However, not all of those granted access to Heaven are quite ready to pass through the pearly gates. Those who have lived a just enough life to reach Heaven but that are still due punishment for some as yet accounted for sin, spend time in Purgatory. Purgatory is a temporary state that purges the soul of sin and fully prepares an individual for Heaven.

catholic funeral customs

Catholic funeral customs

Catholicism maintains its own distinct traditions that differentiate it from other Christian traditions. When death is imminent, a priest is usually called to administer the dying person’s last rites. Traditionally, there are three stages to a Catholic funeral.
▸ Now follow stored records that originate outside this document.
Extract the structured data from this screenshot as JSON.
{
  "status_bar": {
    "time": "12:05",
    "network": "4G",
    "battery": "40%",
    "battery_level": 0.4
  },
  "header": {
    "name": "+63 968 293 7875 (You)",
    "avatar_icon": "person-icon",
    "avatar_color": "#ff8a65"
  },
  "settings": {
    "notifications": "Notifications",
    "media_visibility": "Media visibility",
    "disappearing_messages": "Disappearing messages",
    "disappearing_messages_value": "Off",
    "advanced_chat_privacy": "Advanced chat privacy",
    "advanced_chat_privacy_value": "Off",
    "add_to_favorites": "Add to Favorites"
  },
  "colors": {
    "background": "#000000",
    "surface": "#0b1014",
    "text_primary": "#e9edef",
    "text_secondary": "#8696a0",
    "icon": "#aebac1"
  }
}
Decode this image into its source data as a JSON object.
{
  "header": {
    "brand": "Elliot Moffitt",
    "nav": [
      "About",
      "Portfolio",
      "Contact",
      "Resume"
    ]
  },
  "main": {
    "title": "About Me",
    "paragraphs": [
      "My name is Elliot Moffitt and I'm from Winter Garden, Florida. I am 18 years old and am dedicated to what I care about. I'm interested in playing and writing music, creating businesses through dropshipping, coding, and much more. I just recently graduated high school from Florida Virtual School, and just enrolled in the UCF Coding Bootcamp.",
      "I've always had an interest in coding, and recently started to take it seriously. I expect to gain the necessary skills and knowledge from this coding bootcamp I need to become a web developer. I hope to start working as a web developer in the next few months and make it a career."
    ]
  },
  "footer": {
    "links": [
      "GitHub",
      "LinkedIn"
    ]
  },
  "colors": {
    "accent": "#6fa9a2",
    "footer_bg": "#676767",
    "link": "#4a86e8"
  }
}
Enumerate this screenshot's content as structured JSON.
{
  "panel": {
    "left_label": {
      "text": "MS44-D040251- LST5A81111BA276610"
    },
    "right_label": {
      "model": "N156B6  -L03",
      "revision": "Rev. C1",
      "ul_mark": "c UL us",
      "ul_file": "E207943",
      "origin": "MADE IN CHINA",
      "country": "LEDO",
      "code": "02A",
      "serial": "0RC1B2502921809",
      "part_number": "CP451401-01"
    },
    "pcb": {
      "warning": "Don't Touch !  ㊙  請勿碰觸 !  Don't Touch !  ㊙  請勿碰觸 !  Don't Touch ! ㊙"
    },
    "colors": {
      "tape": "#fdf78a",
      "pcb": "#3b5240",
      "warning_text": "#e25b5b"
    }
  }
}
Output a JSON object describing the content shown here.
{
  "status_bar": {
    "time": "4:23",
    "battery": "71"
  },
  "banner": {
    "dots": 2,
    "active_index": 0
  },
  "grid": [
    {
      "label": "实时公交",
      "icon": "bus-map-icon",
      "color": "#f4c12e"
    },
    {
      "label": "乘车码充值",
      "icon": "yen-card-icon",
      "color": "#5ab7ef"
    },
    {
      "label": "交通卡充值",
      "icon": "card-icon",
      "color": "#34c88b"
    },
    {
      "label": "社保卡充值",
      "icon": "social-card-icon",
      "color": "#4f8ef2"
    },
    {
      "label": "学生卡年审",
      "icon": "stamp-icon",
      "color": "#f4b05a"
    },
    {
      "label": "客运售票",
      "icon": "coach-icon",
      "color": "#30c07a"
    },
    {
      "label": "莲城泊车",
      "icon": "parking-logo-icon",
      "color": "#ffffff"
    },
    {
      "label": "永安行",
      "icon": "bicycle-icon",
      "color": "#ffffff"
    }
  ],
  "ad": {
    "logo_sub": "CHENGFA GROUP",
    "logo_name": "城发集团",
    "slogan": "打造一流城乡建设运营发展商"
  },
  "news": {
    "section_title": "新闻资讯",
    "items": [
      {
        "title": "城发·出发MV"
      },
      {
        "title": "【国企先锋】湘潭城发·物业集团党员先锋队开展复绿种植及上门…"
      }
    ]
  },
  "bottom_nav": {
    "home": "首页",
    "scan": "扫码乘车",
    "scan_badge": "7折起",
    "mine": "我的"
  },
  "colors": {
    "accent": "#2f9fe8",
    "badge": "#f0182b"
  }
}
The vigil – where friends and family gather to watch over the deceased’s body or cremated ashes and pray that their soul reaches heaven. The funeral mass – which takes place at the church and involves the casket or urn being carried to the front of the church and a memorial service led by the local priest. Finally, there is the burial – where the remains of the deceased are taken to their burial place and a priest commits them to the Earth.

Etiquette and other customs

catholic funeral customs

Catholicism is a large and widespread religion that can differ from region to region and that is also open to doctrinal differences. This means that what’s acceptable in a Catholic funeral on one occasion, may not be on another. For instance, in some Catholic communities, cremation is not acceptable. However, in recent years, Catholic religious authorities have shifted their position and many churches won’t have a problem with cremation.

The Catholic Church holds no objection to organ donation, as mainstream religious doctrine supports the idea that once brain function ceases, the soul has departed the body. Likewise, embalming the deceased’s body is common practice if a vigil is to be held and the Church is in no way opposed to embalming.

As a non-Catholic attending a Catholic funeral, you can take part in the entire ceremony but won’t be expected to take Holy Communion, as it’s a practice reserved for those of Catholic faith. After the funeral service, it is common practice for a less formal memorial event to take place at a relative’s home, a pub or another local venue. However, such an event is not a formal part of the service and not all Catholic funerals will end with one.